In November, 2013, the Arizona Corporation Commission (ACC), which regulates the state’s utilities, voted by a 3-2 margin to allow Arizona Public Service (APS) power company to add about $5 to the monthly bills for its customers who install rooftop solar panels.
APS had asked the ACC to be able to charge solar customers an additional $50 to $100. They argued that homeowners with solar panels were benefiting from their access to the power grid while avoiding the costs of maintaining it. The problem, APS claimed, was the practice of net metering, wherein APS must pay pay its solar customers a retail price for the excess power they generate. APS warned that as more homeowners install solar panels, the effect will be to “unfairly” shift more of the cost of their electric grid maintenance to non-solar customers. The Commission’s widely-watched decision to impose a fee of just $5 was seen as a win by most solar energy proponents, especially since APS was reported to have spent about $3.7 million on advertising to promote the higher fee.
The two ACC Commissioners who voted against the fee, Gary Pierce and Brenda Burns, said they did so because they thought $5 was too little. Pierce said he didn’t think it did enough to protect non-solar ratepayers.
But Pierce apparently wasn’t worried about protecting other ratepayers when he became ACC chairman in January, 2011, after Republicans took control of the Commission in the 2010 election. One of the first things Pierce did was to try and eliminate the fees charged for power line extensions.
A few years earlier, when the ACC was controlled by Democrats, it had voted to stop Arizona power companies from providing free power line extensions. ACC Commissioner Kristin Mayes explained that all ratepayers shouldn’t have to bear the cost of line extensions, and growth should pay for itself. The free line extensions were also blamed for promoting urban sprawl and wildcat subdivisions.
But real estate interests complained loudly that the end of free power line extensions had devastated the market value and saleability of rural parcels located off the grid. (In other words, they’d lost their subsidy.)

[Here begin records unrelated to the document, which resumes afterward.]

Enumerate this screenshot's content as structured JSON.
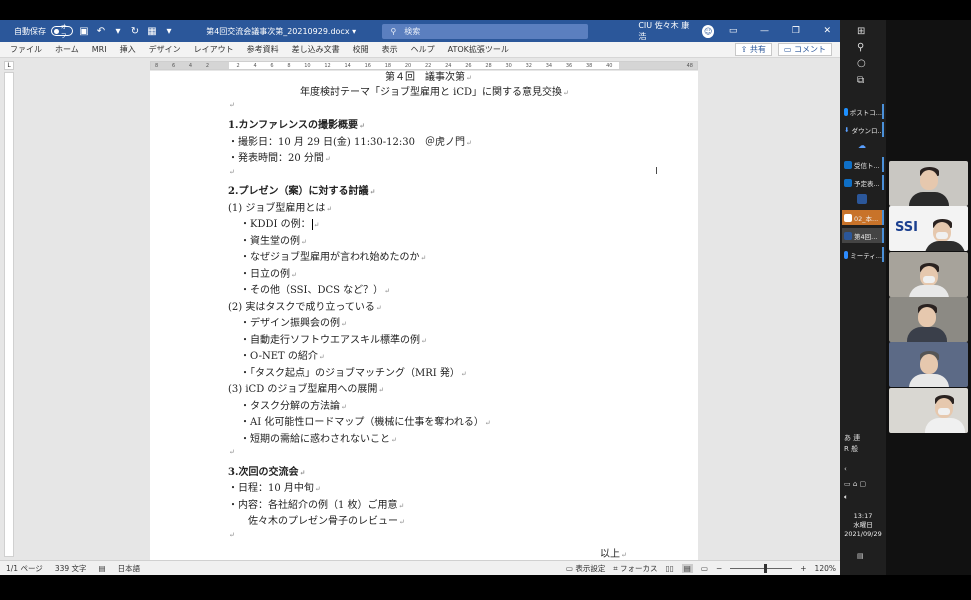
{
  "titlebar": {
    "autosave_label": "自動保存",
    "autosave_state": "オフ",
    "doc_title": "第4回交流会議事次第_20210929.docx",
    "search_placeholder": "検索",
    "user_name": "CIU 佐々木 康浩"
  },
  "menu": {
    "items": [
      "ファイル",
      "ホーム",
      "MRI",
      "挿入",
      "デザイン",
      "レイアウト",
      "参考資料",
      "差し込み文書",
      "校閲",
      "表示",
      "ヘルプ",
      "ATOK拡張ツール"
    ],
    "share_label": "共有",
    "comment_label": "コメント"
  },
  "ruler": {
    "ticks": [
      "8",
      "6",
      "4",
      "2",
      "",
      "2",
      "4",
      "6",
      "8",
      "10",
      "12",
      "14",
      "16",
      "18",
      "20",
      "22",
      "24",
      "26",
      "28",
      "30",
      "32",
      "34",
      "36",
      "38",
      "40",
      "42",
      "44",
      "46",
      "48"
    ]
  },
  "document": {
    "top_partial": "第４回　議事次第",
    "subtitle": "年度検討テーマ「ジョブ型雇用と iCD」に関する意見交換",
    "lines": [
      "1.カンファレンスの撮影概要",
      "・撮影日：10 月 29 日(金) 11:30-12:30　＠虎ノ門",
      "・発表時間：20 分間",
      "2.プレゼン（案）に対する討議",
      "(1)  ジョブ型雇用とは",
      "・KDDI の例：",
      "・資生堂の例",
      "・なぜジョブ型雇用が言われ始めたのか",
      "・日立の例",
      "・その他（SSI、DCS など？）",
      "(2)  実はタスクで成り立っている",
      "・デザイン振興会の例",
      "・自動走行ソフトウエアスキル標準の例",
      "・O-NET の紹介",
      "・「タスク起点」のジョブマッチング（MRI 発）",
      "(3)  iCD のジョブ型雇用への展開",
      "・タスク分解の方法論",
      "・AI 化可能性ロードマップ（機械に仕事を奪われる）",
      "・短期の需給に惑わされないこと",
      "3.次回の交流会",
      "・日程：10 月中旬",
      "・内容：各社紹介の例（1 枚）ご用意",
      "佐々木のプレゼン骨子のレビュー",
      "以上"
    ]
  },
  "status": {
    "page": "1/1 ページ",
    "words": "339 文字",
    "lang": "日本語",
    "display_settings": "表示設定",
    "focus": "フォーカス",
    "zoom": "120%",
    "zoom_minus": "−",
    "zoom_plus": "+"
  },
  "taskbar": {
    "apps": [
      "ポストコ...",
      "ダウンロ...",
      "受信ト...",
      "予定表...",
      "02_本...",
      "第4回...",
      "ミーティ..."
    ],
    "tray_1": "あ 連",
    "tray_2": "R 般",
    "clock_time": "13:17",
    "clock_day": "水曜日",
    "clock_date": "2021/09/29"
  },
  "video": {
    "logo_text": "SSI"
  },
  "colors": {
    "word_blue": "#2b579a",
    "active_app": "#c8732a",
    "taskbar": "#1f1f1f"
  }
}
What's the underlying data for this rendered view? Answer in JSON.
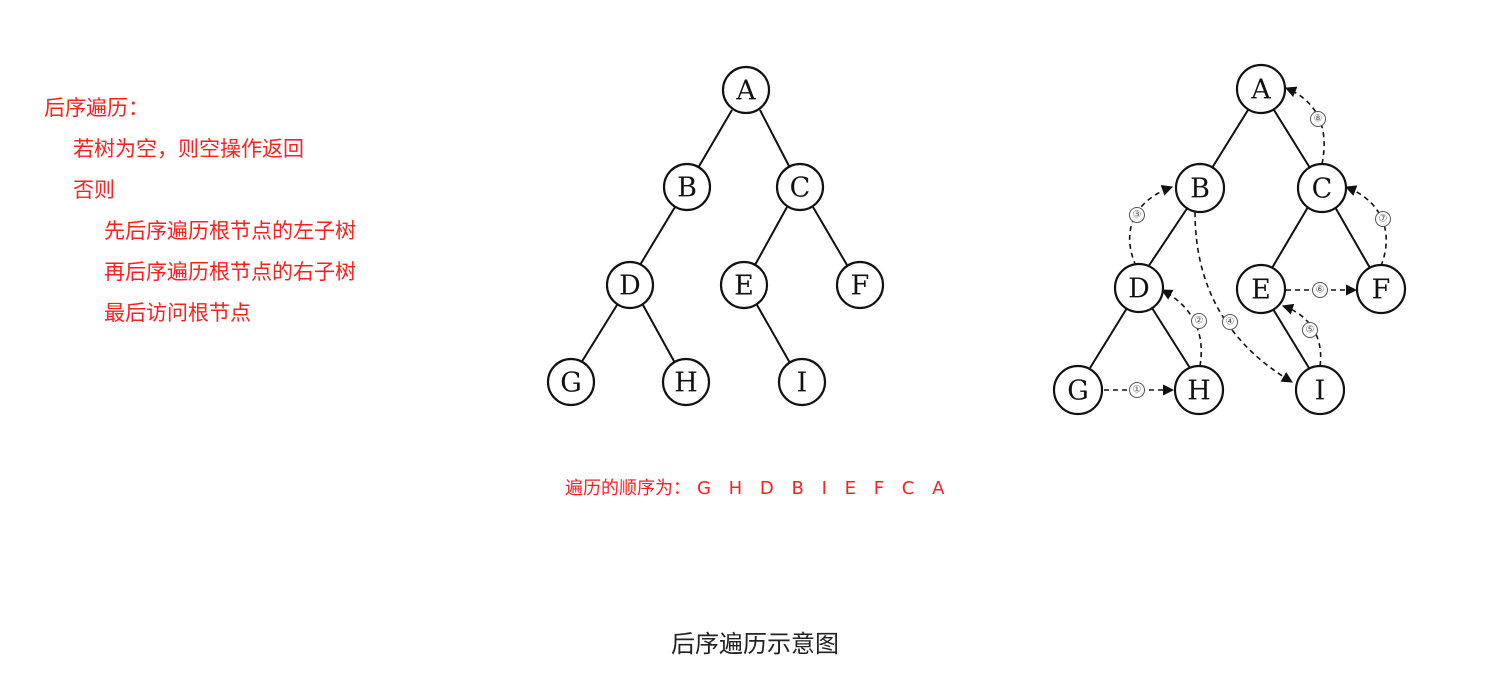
{
  "algorithm": {
    "title": "后序遍历：",
    "line1": "若树为空，则空操作返回",
    "line2": "否则",
    "line3": "先后序遍历根节点的左子树",
    "line4": "再后序遍历根节点的右子树",
    "line5": "最后访问根节点"
  },
  "tree_left": {
    "nodes": [
      "A",
      "B",
      "C",
      "D",
      "E",
      "F",
      "G",
      "H",
      "I"
    ]
  },
  "tree_right": {
    "nodes": [
      "A",
      "B",
      "C",
      "D",
      "E",
      "F",
      "G",
      "H",
      "I"
    ],
    "steps": [
      "①",
      "②",
      "③",
      "④",
      "⑤",
      "⑥",
      "⑦",
      "⑧"
    ]
  },
  "order": {
    "label": "遍历的顺序为：",
    "sequence": "G H D B I E F C A"
  },
  "caption": "后序遍历示意图"
}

So Pierce said he believed that reinstating free line extensions would help the economy and improve real estate prices. In February, 2011, he succeeded in getting the ACC to make it free for UniSource power company of northwestern Arizona to install power line extensions of 400 feet or less (more than the length of a football field). Then in July, 2011, the ACC voted to reinstate free power-line extensions to new customers within 500 feet of Tucson Electric Power (TEP) company’s distribution system.

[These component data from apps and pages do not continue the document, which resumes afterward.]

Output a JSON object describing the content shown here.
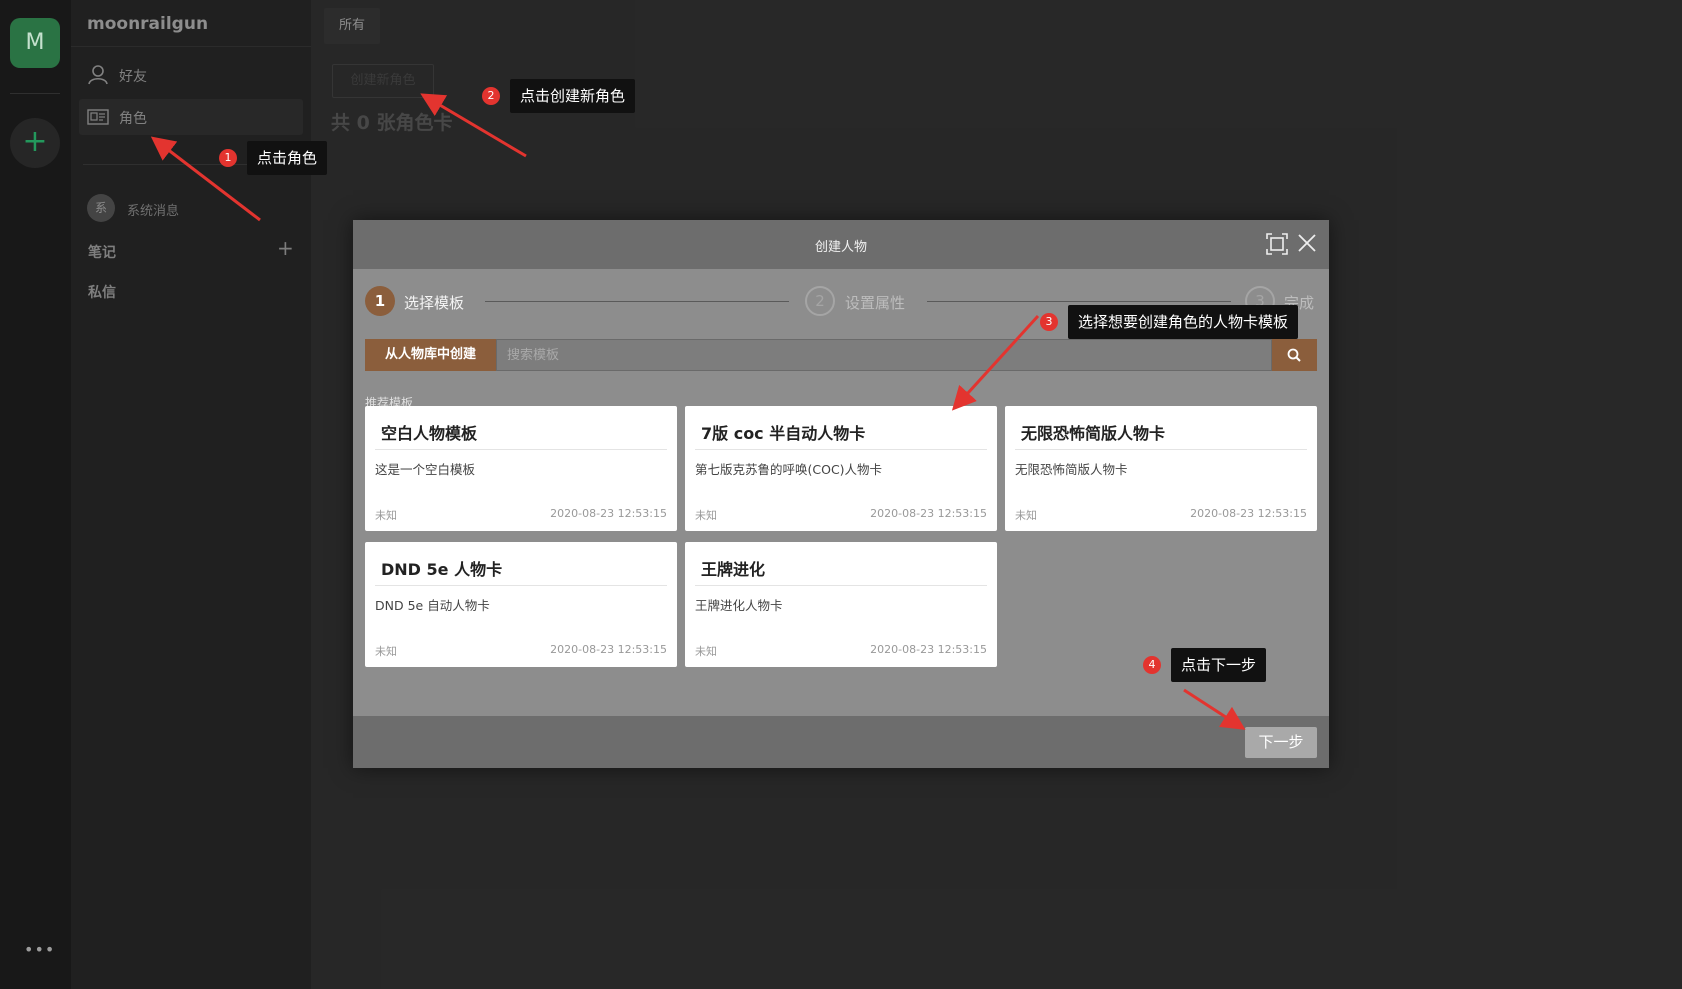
{
  "rail": {
    "avatar_letter": "M",
    "add_symbol": "+",
    "more_symbol": "•••"
  },
  "sidebar": {
    "username": "moonrailgun",
    "nav": [
      {
        "label": "好友",
        "icon": "user-icon"
      },
      {
        "label": "角色",
        "icon": "id-card-icon"
      }
    ],
    "system": {
      "avatar_text": "系",
      "label": "系统消息"
    },
    "notes_label": "笔记",
    "notes_add": "+",
    "dm_label": "私信"
  },
  "main": {
    "tab_label": "所有",
    "create_button": "创建新角色",
    "count_text": "共 0 张角色卡"
  },
  "modal": {
    "title": "创建人物",
    "steps": [
      {
        "num": "1",
        "label": "选择模板"
      },
      {
        "num": "2",
        "label": "设置属性"
      },
      {
        "num": "3",
        "label": "完成"
      }
    ],
    "search": {
      "mode_label": "从人物库中创建",
      "placeholder": "搜索模板"
    },
    "recommend_label": "推荐模板",
    "cards": [
      {
        "title": "空白人物模板",
        "desc": "这是一个空白模板",
        "author": "未知",
        "date": "2020-08-23 12:53:15"
      },
      {
        "title": "7版 coc 半自动人物卡",
        "desc": "第七版克苏鲁的呼唤(COC)人物卡",
        "author": "未知",
        "date": "2020-08-23 12:53:15"
      },
      {
        "title": "无限恐怖简版人物卡",
        "desc": "无限恐怖简版人物卡",
        "author": "未知",
        "date": "2020-08-23 12:53:15"
      },
      {
        "title": "DND 5e 人物卡",
        "desc": "DND 5e 自动人物卡",
        "author": "未知",
        "date": "2020-08-23 12:53:15"
      },
      {
        "title": "王牌进化",
        "desc": "王牌进化人物卡",
        "author": "未知",
        "date": "2020-08-23 12:53:15"
      }
    ],
    "next_button": "下一步"
  },
  "annotations": [
    {
      "num": "1",
      "text": "点击角色"
    },
    {
      "num": "2",
      "text": "点击创建新角色"
    },
    {
      "num": "3",
      "text": "选择想要创建角色的人物卡模板"
    },
    {
      "num": "4",
      "text": "点击下一步"
    }
  ],
  "colors": {
    "accent": "#8b5e3c",
    "rail_avatar": "#2e7d4a",
    "annotation_badge": "#e3342f",
    "modal_body": "#8d8d8d",
    "modal_header": "#6d6d6d"
  }
}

According to UniSource, the price of a power line extension of this length in 2011 was about $4,000 to $7,000. The existing ratepayers served by UniSource and TEP are now having to help pay for these extensions to new customers. (APS has so far succeeded in maintaining the fees it charges for power line extensions.)
It’s difficult to understand how Commissioner Pierce could be so worried about the costs to non-solar ratepayers supposedly caused by net metering, when he was so eager to have power line extensions paid for by existing ratepayers. Maybe it’s because the APS scheme to impose a new fee on solar customers was never really about unfair electric grid maintenance costs.
On May 23, 2017, former Arizona Corporation Commissioner Gary Pierce was indicted in federal court for conspiring to accept bribes from Johnson Utilities owner George Johnson in exchange for Johnson receiving favorable treatment from the Commission.
Liked this post? Follow this blog to get more.